* Your assignment: Scan the material below for the string "Current", and copy every line where it shows up.

* Provided data:
..........

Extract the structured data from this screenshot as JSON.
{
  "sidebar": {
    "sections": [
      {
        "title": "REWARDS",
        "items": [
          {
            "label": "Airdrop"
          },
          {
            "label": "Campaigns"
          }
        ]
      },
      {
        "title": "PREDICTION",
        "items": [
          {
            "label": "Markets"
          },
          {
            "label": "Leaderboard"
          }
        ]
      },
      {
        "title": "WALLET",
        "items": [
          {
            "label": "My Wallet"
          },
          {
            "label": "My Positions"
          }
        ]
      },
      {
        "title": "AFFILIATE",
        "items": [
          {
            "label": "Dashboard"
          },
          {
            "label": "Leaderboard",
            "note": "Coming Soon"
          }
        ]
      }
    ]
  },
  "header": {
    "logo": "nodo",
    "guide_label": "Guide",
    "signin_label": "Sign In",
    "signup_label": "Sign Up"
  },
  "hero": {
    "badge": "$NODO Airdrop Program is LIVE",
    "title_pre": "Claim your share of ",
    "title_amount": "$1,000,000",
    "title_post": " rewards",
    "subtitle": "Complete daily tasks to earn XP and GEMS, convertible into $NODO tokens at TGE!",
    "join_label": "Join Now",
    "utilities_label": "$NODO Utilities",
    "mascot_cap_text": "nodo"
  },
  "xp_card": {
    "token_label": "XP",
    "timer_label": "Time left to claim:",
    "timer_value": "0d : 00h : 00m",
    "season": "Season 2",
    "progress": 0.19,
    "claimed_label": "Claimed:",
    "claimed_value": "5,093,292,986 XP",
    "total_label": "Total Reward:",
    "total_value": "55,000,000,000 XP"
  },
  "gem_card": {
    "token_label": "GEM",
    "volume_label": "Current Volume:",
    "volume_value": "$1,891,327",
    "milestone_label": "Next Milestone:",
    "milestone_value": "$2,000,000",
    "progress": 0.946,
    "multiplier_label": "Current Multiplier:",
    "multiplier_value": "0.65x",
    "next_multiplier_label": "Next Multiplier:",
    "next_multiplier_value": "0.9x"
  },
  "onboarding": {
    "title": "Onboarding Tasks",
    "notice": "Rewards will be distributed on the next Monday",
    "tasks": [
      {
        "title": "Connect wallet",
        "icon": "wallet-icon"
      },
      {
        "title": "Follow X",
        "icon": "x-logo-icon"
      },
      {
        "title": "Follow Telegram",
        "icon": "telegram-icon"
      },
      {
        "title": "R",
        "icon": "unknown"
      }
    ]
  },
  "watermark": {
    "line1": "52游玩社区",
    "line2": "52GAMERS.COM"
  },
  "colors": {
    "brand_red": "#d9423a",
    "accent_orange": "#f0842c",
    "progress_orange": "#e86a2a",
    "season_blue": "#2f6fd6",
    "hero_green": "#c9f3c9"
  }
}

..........

* Response box:
    "volume_label": "Current Volume:",
    "multiplier_label": "Current Multiplier:",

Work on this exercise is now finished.